Despite the national malaria intervention initiatives [7], the prevalence of P. vivax did not drop, instead showed a slight rise (Fig. 1). Its persistence may be related to the emergence of chloroquine resistance in P. vivax [11, 14]. Moreover, its ability to assume a dormant stage in the liver during its life-cycle might be the other reason for the insignificant reduction. A control strategy on the distribution of Co Artem® in endemic areas targets mostly P. falciparum and a greater emphasis on P. vivax is needed [7]. The month of September, October and November is the season when the highest peak of malaria has been frequently reported from different parts of Ethiopia [6, 15, 16]. In a similar fashion, over the study period, the highest prevalence of malaria was observed during this season followed by spring (March, April, and May) in the study area during the study period. However, malaria cases were reported in the area in all seasons across the 17 years.

The present study also revealed a slightly higher positivity rate of malaria among males (39.4%) than females (32.4%). This is in agreement with the report from other parts of Ethiopia [6]. Most people in Adi Akay are farmers, thus, most of the time males are engaged in agricultural activities during which they are more exposed to the bite of Anopheles mosquitoes, vectors of malaria parasites. The 15–45 year age group was the most affected age groups in both sexes (Fig. 4), and similar findings were also reported from Kola Diba, Ethiopia [6]. This is the most productive age group which actively involves in several agricultural activities which expose them to the infection.

The present study indicates that a 17 years cases of malaria at the health institution as a proxy measure in the trend of malaria, but secondary data was used for analysis and this might have affected the accuracy of positivity rate of malaria. Thus, it has a limitation and should be interpreted with caution.
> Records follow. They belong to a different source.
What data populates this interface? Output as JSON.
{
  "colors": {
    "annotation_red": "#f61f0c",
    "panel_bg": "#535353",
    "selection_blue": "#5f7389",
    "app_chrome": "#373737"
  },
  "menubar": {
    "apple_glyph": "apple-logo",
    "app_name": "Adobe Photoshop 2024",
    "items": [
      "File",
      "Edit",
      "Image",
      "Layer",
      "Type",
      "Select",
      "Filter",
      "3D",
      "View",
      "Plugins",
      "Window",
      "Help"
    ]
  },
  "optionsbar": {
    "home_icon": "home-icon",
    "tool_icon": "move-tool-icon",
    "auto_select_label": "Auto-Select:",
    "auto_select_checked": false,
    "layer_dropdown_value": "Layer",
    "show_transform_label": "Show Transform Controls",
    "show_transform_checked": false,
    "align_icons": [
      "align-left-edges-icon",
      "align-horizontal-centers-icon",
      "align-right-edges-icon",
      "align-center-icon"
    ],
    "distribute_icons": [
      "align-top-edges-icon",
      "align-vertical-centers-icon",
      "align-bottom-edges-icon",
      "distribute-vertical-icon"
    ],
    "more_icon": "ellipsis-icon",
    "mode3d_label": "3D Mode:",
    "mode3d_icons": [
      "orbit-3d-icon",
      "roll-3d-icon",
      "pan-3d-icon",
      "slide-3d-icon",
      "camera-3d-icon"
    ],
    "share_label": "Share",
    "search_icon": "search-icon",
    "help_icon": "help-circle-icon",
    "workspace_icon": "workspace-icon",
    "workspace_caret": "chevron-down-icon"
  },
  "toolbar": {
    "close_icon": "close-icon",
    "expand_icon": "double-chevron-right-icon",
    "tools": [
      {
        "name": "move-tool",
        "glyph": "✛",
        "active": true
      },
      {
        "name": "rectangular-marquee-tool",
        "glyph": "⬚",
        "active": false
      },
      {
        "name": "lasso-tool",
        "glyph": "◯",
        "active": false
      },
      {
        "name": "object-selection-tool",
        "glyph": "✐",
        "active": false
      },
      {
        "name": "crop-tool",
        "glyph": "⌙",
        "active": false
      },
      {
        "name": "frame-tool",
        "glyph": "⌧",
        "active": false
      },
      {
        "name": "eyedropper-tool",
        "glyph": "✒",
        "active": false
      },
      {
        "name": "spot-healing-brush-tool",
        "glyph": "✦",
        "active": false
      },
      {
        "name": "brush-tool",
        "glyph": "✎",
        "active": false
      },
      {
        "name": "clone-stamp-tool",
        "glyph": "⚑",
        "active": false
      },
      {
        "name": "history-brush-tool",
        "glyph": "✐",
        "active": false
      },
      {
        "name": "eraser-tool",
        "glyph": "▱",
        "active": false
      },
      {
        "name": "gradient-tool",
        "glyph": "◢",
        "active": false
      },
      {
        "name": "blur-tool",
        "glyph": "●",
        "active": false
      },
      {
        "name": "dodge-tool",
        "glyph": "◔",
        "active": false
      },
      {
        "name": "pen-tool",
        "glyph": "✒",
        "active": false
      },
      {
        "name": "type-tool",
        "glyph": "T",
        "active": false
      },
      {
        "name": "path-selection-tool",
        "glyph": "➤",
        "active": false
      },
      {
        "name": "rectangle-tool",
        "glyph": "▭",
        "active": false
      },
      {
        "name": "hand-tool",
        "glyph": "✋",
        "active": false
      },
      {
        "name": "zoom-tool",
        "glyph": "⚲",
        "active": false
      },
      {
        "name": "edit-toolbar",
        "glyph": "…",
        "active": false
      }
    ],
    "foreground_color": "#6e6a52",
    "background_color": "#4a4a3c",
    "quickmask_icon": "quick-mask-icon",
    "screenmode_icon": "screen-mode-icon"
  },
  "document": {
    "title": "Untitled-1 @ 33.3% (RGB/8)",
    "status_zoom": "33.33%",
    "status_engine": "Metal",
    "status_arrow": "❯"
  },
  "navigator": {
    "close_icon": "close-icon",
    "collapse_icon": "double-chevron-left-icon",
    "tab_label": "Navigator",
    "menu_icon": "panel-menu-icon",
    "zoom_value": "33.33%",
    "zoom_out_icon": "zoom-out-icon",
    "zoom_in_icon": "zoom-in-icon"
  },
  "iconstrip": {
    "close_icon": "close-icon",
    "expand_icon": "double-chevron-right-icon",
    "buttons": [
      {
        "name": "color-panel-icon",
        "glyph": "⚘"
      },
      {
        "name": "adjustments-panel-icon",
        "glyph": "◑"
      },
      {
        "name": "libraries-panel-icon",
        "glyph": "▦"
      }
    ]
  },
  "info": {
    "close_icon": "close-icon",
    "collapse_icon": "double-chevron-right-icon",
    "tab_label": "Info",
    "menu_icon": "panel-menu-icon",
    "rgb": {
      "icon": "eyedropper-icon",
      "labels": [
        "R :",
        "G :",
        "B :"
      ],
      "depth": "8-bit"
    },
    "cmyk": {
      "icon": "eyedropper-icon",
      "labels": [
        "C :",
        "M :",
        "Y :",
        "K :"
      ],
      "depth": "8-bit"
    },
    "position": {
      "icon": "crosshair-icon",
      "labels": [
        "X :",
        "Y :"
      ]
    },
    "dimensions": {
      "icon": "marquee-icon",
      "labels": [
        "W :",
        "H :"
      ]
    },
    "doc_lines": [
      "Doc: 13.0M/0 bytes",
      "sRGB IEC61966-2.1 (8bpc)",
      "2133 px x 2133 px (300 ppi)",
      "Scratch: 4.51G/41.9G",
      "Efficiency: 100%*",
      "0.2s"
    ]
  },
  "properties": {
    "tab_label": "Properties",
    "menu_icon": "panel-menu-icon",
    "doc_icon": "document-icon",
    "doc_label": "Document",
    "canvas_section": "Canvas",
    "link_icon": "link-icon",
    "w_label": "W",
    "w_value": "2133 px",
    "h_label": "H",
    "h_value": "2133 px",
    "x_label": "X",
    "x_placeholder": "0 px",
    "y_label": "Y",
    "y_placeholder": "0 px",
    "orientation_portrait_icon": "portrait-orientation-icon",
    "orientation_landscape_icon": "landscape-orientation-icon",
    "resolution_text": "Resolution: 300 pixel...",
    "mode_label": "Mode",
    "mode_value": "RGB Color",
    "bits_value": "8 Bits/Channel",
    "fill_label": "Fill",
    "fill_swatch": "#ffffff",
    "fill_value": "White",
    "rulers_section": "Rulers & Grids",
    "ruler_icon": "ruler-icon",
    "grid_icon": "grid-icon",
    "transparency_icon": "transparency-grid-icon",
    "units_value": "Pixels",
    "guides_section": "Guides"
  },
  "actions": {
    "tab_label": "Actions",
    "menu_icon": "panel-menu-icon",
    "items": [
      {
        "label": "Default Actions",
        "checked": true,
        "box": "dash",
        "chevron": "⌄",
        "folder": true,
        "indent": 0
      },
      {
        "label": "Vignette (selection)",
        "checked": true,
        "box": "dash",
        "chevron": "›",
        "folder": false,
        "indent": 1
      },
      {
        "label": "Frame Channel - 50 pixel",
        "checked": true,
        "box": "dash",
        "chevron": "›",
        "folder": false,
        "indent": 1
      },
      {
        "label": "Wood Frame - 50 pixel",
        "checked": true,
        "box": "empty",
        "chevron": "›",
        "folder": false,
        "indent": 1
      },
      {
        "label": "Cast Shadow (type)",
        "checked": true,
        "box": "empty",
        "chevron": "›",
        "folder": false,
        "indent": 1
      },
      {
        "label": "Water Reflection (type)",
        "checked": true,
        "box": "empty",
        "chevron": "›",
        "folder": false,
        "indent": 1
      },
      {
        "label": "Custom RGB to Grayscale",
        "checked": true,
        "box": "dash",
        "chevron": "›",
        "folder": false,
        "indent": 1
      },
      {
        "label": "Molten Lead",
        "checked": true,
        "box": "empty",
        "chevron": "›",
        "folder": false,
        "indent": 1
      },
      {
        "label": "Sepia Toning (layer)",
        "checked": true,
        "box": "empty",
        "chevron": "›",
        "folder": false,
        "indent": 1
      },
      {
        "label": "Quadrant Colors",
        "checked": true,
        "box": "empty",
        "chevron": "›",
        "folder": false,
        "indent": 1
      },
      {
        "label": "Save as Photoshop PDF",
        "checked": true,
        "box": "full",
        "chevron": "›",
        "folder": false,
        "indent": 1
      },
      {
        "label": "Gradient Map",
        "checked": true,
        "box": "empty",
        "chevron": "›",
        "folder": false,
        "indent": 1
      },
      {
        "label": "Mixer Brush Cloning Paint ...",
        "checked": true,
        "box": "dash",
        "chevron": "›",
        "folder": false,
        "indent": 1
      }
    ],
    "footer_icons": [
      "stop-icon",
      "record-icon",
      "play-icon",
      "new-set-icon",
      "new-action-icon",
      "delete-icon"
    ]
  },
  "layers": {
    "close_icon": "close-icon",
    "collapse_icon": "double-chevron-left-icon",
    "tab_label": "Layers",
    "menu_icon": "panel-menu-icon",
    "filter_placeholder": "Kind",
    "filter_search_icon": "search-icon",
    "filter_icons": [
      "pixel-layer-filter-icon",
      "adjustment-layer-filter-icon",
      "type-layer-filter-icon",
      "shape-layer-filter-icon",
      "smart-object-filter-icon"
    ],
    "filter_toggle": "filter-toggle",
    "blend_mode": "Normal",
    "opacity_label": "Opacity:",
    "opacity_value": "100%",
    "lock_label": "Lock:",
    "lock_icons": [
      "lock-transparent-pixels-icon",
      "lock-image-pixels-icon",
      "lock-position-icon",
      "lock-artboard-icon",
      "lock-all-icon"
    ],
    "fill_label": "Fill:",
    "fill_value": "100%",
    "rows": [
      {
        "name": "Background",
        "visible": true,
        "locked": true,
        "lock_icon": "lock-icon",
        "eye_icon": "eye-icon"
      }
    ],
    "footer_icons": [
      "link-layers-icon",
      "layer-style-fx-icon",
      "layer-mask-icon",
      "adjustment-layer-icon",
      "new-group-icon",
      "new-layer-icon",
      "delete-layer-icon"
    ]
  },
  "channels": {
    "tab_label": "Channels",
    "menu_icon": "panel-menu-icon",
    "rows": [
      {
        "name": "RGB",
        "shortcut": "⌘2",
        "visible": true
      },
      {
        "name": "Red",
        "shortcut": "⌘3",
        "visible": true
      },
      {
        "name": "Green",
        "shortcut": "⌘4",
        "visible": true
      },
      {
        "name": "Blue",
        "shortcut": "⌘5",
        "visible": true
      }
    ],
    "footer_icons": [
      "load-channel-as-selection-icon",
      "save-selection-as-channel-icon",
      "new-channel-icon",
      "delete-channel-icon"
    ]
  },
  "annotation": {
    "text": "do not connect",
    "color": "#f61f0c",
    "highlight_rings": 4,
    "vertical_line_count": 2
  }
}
There has been a significant declining trend of the overall positivity rate of malaria in the study area. However, it is still alarming and requires extra efforts for further reduction. The declining trend of the overall positivity rate was mainly due to the remarkable decrease of P. falciparum rather than P. vivax infection. The implementation of malaria control activities should be reinforced, taking into consideration the variables identified in this study.